If you love experiencing art in unexpected place, make sure you take a special trip to Stockholm, Sweden to explore its amazing underground world. Started back in the 1950s, Stockholm Metro houses an incredible amount of interesting and unexpected art. So much so, in fact, that it's been called the world's longest art exhibition. Several hundred unique works are currently on display with 90 out of the 100 stations featuring art.
One of the most interesting designs is the cave-like station, called Solna Centrum, by artists Anders Aberg and Karl-Olov Bjork that was inspired by a spruce forest and a dramatic red night sky (see immediately below).
IT architect and Photographer Alexander Dragunov has a passion for subway photography. He captured several of Stockholm's most stunning stations for all of us to enjoy.
Update: We got in touch with Alexander, who was kind enough to answer a few questions for us. Read that interview, below.
What draws you to the art inside the Stockholm Metro?

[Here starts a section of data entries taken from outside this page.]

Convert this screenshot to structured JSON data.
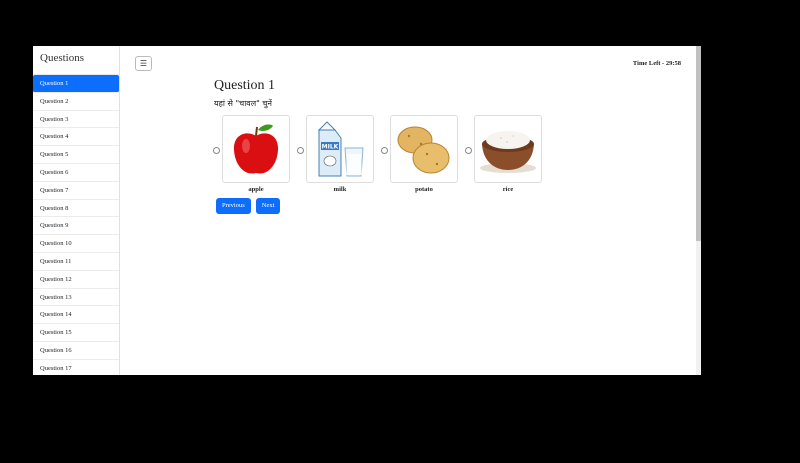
{
  "sidebar": {
    "title": "Questions",
    "items": [
      {
        "label": "Question 1",
        "active": true
      },
      {
        "label": "Question 2"
      },
      {
        "label": "Question 3"
      },
      {
        "label": "Question 4"
      },
      {
        "label": "Question 5"
      },
      {
        "label": "Question 6"
      },
      {
        "label": "Question 7"
      },
      {
        "label": "Question 8"
      },
      {
        "label": "Question 9"
      },
      {
        "label": "Question 10"
      },
      {
        "label": "Question 11"
      },
      {
        "label": "Question 12"
      },
      {
        "label": "Question 13"
      },
      {
        "label": "Question 14"
      },
      {
        "label": "Question 15"
      },
      {
        "label": "Question 16"
      },
      {
        "label": "Question 17"
      }
    ]
  },
  "header": {
    "menu_icon": "☰",
    "timer": "Time Left - 29:58"
  },
  "question": {
    "title": "Question 1",
    "prompt": "यहां से \"चावल\" चुनें",
    "options": [
      {
        "label": "apple",
        "icon": "apple-image"
      },
      {
        "label": "milk",
        "icon": "milk-image"
      },
      {
        "label": "potato",
        "icon": "potato-image"
      },
      {
        "label": "rice",
        "icon": "rice-image"
      }
    ]
  },
  "nav": {
    "previous_label": "Previous",
    "next_label": "Next"
  },
  "colors": {
    "accent": "#0d6efd"
  }
}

I guess everything started about one and a half years ago when I joined the 500px website. Two photographers really captured my attention: Roland Shainidze, who showed the beauty of Toronto subway and Aaron Yeoman with his stunning photos of London subway. They showed that there was beauty in empty underground stations and I realized that the Stockholm subway could be even more stunning when it is presented in the right way. I made many attempts, taking shots with different gear and at different angles before I came to the current set of photos you see today.
Which artwork do you enjoy photographing the most?
The most exiting is the blue line of the Stockholm subway where the stations are designed like caves. It is a very powerful mix of natural and artificial. And I'm lucky that the most stunning station is the one where I live - Solna Centrum.
What's it like walking through it?
When you see it for the first time, there is definitely that "wow" effect for everyone. But when you travel through it everyday, you get used to it. Luckily, I still manage to get that "wow" effect by continuously searching for new angles and new ways to present its beauty and uniqueness. Even after I visited all 100 stations, several times, I still want to revisit some of them to take new photos. So more works are definitely in the works.
What do you hope others get out of your shots?
I hope that others will see that beauty is all around us, we just have to raise our heads and look around. And according to the feedback that I receive from the people living in Stockholm, I've accomplished that. Comments like "A scene I experience every day but never really appreciate as much as when seeing your images" inspires me even more.
Add a Comment